§ **Work request**
Reproduction without pictures: print every entry precisely as written.

§ **Record excerpts**
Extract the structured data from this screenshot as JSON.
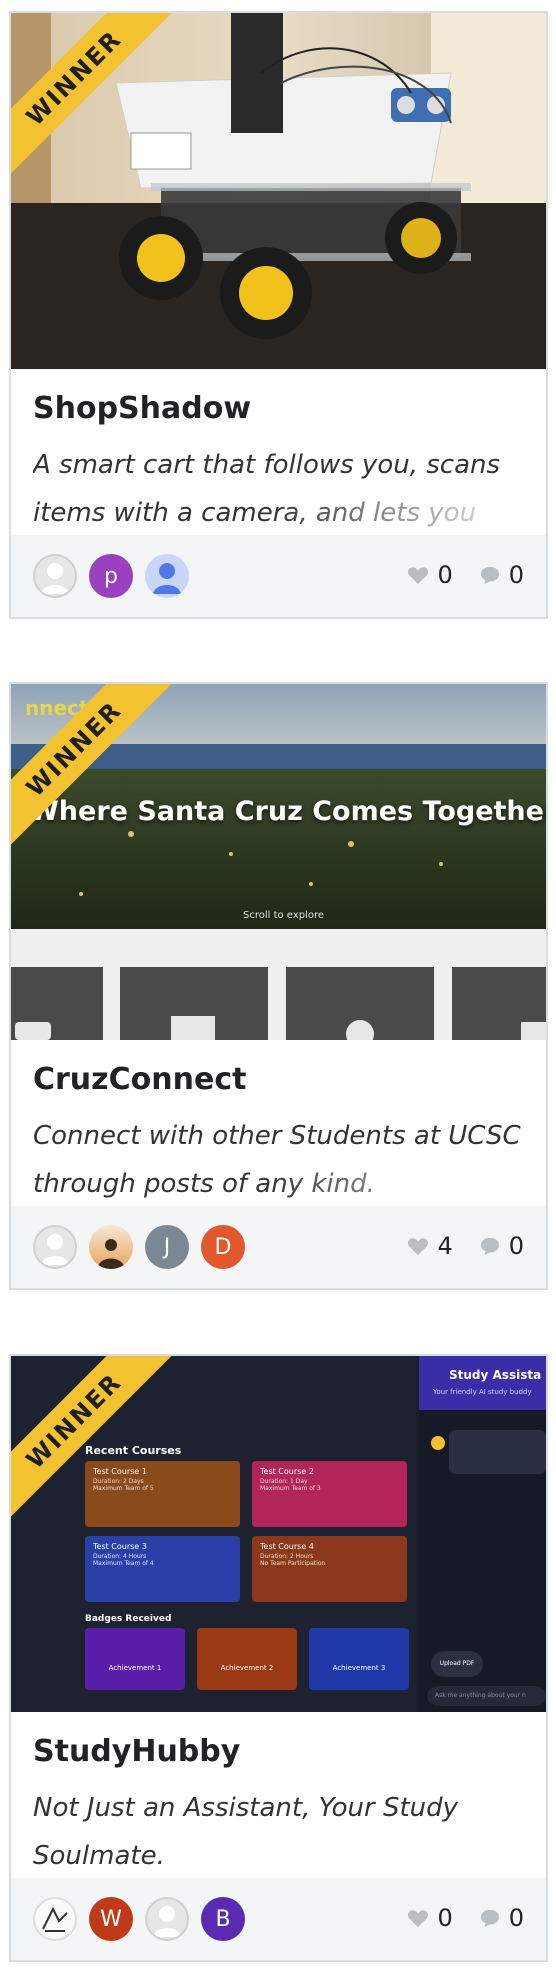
{
  "ribbon_label": "WINNER",
  "cards": [
    {
      "title": "ShopShadow",
      "description": "A smart cart that follows you, scans items with a camera, and lets you",
      "likes": "0",
      "comments": "0",
      "avatars": [
        {
          "kind": "blank",
          "letter": ""
        },
        {
          "kind": "letter",
          "letter": "p",
          "color": "#9a3fbf"
        },
        {
          "kind": "person",
          "letter": "",
          "color": "#6c8cf0"
        }
      ]
    },
    {
      "title": "CruzConnect",
      "description": "Connect with other Students at UCSC through posts of any kind.",
      "likes": "4",
      "comments": "0",
      "thumb": {
        "brand": "nnect",
        "headline": "Where Santa Cruz Comes Together",
        "hint": "Scroll to explore"
      },
      "avatars": [
        {
          "kind": "blank",
          "letter": ""
        },
        {
          "kind": "photo",
          "letter": ""
        },
        {
          "kind": "letter",
          "letter": "J",
          "color": "#7b8794"
        },
        {
          "kind": "letter",
          "letter": "D",
          "color": "#e2572b"
        }
      ]
    },
    {
      "title": "StudyHubby",
      "description": "Not Just an Assistant, Your Study Soulmate.",
      "likes": "0",
      "comments": "0",
      "thumb": {
        "chat_title": "Study Assista",
        "chat_sub": "Your friendly AI study buddy",
        "recent": "Recent Courses",
        "badges": "Badges Received",
        "courses": [
          {
            "name": "Test Course 1",
            "meta": "Duration: 2 Days",
            "meta2": "Maximum Team of 5",
            "color": "#8a4b1c"
          },
          {
            "name": "Test Course 2",
            "meta": "Duration: 1 Day",
            "meta2": "Maximum Team of 3",
            "color": "#b3245a"
          },
          {
            "name": "Test Course 3",
            "meta": "Duration: 4 Hours",
            "meta2": "Maximum Team of 4",
            "color": "#2a3fa8"
          },
          {
            "name": "Test Course 4",
            "meta": "Duration: 2 Hours",
            "meta2": "No Team Participation",
            "color": "#8a3a1a"
          }
        ],
        "achievements": [
          {
            "name": "Achievement 1",
            "color": "#5a1ea8"
          },
          {
            "name": "Achievement 2",
            "color": "#9a3a14"
          },
          {
            "name": "Achievement 3",
            "color": "#1f3aa8"
          }
        ],
        "upload": "Upload PDF",
        "ask": "Ask me anything about your n"
      },
      "avatars": [
        {
          "kind": "sketch",
          "letter": ""
        },
        {
          "kind": "letter",
          "letter": "W",
          "color": "#c03a1a"
        },
        {
          "kind": "blank",
          "letter": ""
        },
        {
          "kind": "letter",
          "letter": "B",
          "color": "#5a2ab0"
        }
      ]
    }
  ]
}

§ **Written response**
Extract the structured data from this screenshot as JSON.
{
  "ribbon_label": "WINNER",
  "cards": [
    {
      "title": "ShopShadow",
      "description": "A smart cart that follows you, scans items with a camera, and lets you",
      "likes": "0",
      "comments": "0",
      "avatars": [
        {
          "kind": "blank",
          "letter": ""
        },
        {
          "kind": "letter",
          "letter": "p",
          "color": "#9a3fbf"
        },
        {
          "kind": "person",
          "letter": "",
          "color": "#6c8cf0"
        }
      ]
    },
    {
      "title": "CruzConnect",
      "description": "Connect with other Students at UCSC through posts of any kind.",
      "likes": "4",
      "comments": "0",
      "thumb": {
        "brand": "nnect",
        "headline": "Where Santa Cruz Comes Together",
        "hint": "Scroll to explore"
      },
      "avatars": [
        {
          "kind": "blank",
          "letter": ""
        },
        {
          "kind": "photo",
          "letter": ""
        },
        {
          "kind": "letter",
          "letter": "J",
          "color": "#7b8794"
        },
        {
          "kind": "letter",
          "letter": "D",
          "color": "#e2572b"
        }
      ]
    },
    {
      "title": "StudyHubby",
      "description": "Not Just an Assistant, Your Study Soulmate.",
      "likes": "0",
      "comments": "0",
      "thumb": {
        "chat_title": "Study Assista",
        "chat_sub": "Your friendly AI study buddy",
        "recent": "Recent Courses",
        "badges": "Badges Received",
        "courses": [
          {
            "name": "Test Course 1",
            "meta": "Duration: 2 Days",
            "meta2": "Maximum Team of 5",
            "color": "#8a4b1c"
          },
          {
            "name": "Test Course 2",
            "meta": "Duration: 1 Day",
            "meta2": "Maximum Team of 3",
            "color": "#b3245a"
          },
          {
            "name": "Test Course 3",
            "meta": "Duration: 4 Hours",
            "meta2": "Maximum Team of 4",
            "color": "#2a3fa8"
          },
          {
            "name": "Test Course 4",
            "meta": "Duration: 2 Hours",
            "meta2": "No Team Participation",
            "color": "#8a3a1a"
          }
        ],
        "achievements": [
          {
            "name": "Achievement 1",
            "color": "#5a1ea8"
          },
          {
            "name": "Achievement 2",
            "color": "#9a3a14"
          },
          {
            "name": "Achievement 3",
            "color": "#1f3aa8"
          }
        ],
        "upload": "Upload PDF",
        "ask": "Ask me anything about your n"
      },
      "avatars": [
        {
          "kind": "sketch",
          "letter": ""
        },
        {
          "kind": "letter",
          "letter": "W",
          "color": "#c03a1a"
        },
        {
          "kind": "blank",
          "letter": ""
        },
        {
          "kind": "letter",
          "letter": "B",
          "color": "#5a2ab0"
        }
      ]
    }
  ]
}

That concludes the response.